Precise relative gravity measurements conducted in Long Valley (California) in 1982 and 1998 reveal a decrease in gravity of as much as -107 ?? 6 microgals (1 microgal = 10-8 meters per square second) centered on the uplifting resurgent dome. A positive residual gravity change of up to 64 ?? 15 microgals was found after correcting for the effects of uplift and water table fluctuations. Assuming a point source of intrusion, the density of the intruding material is 2.7 x 103 to 4.1 x 103 kilograms per cubic meter at 95 percent confidence. The gravity results require intrusion of silicate magma and exclude in situ thermal expansion or pressurization of the hydrothermal system as the cause of uplift and seismicity.

Additional Publication Details

Publication type:
Article

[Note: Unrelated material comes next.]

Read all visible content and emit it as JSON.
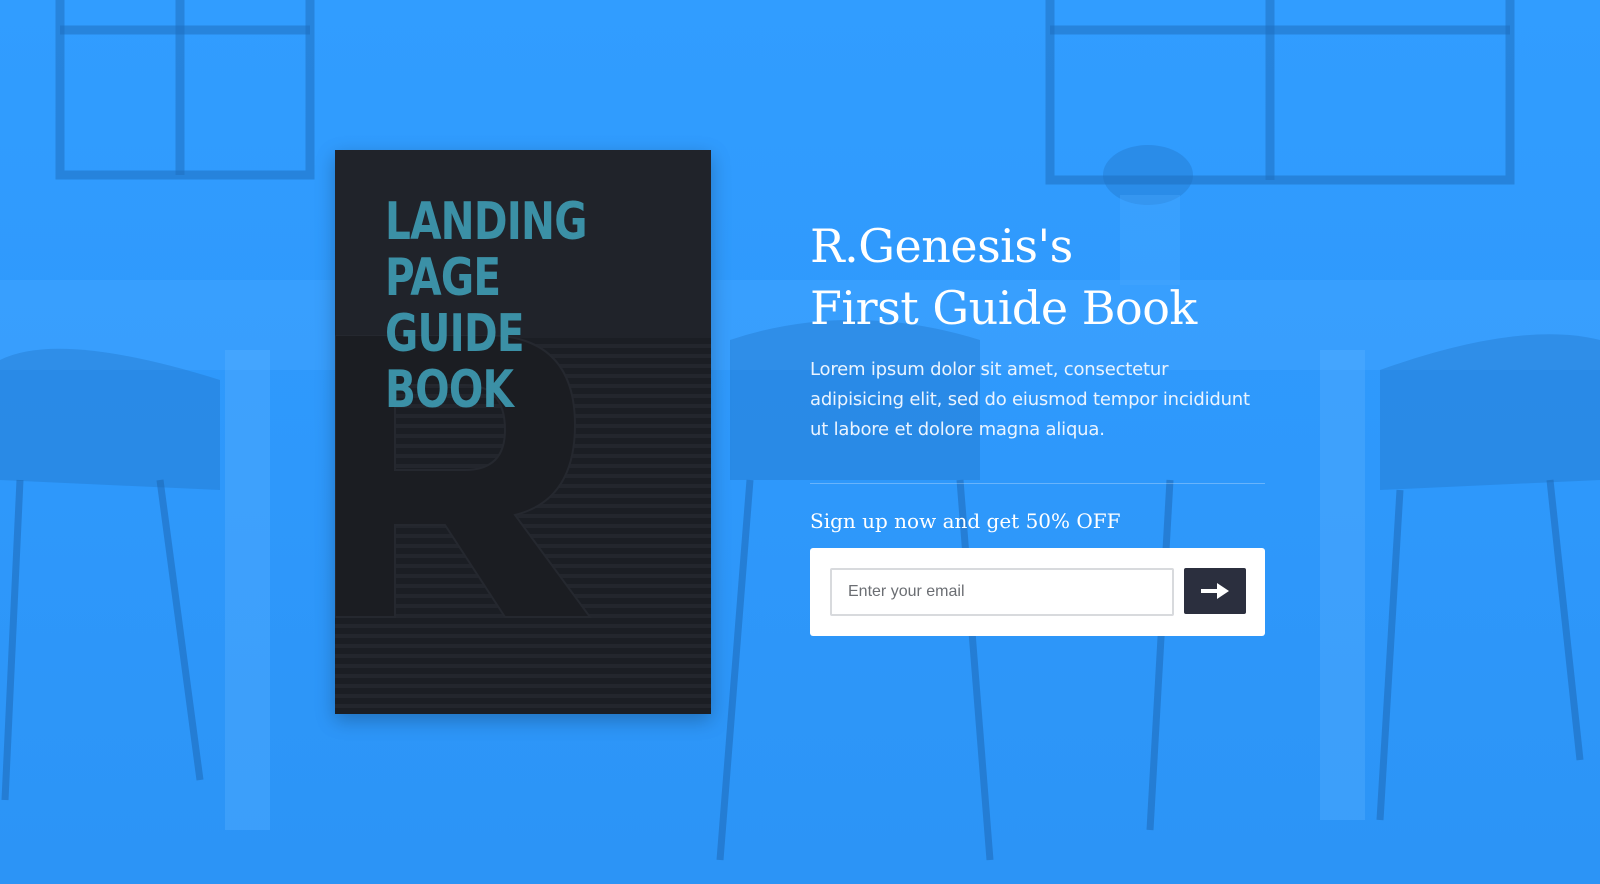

Publication Subtype:
Journal Article
Title:
Magma intrusion beneath Long Valley caldera confirmed by temporal changes in gravity
Series title:
Science
DOI:
10.1126/science.285.5436.2119
Volume
285
Issue:
5436
Year Published:
1999
Language:
English
Larger Work Type:
Article
Larger Work Subtype:
Journal Article
Larger Work Title:
Science
First page:
2119
Last page:
2122
Number of Pages:
4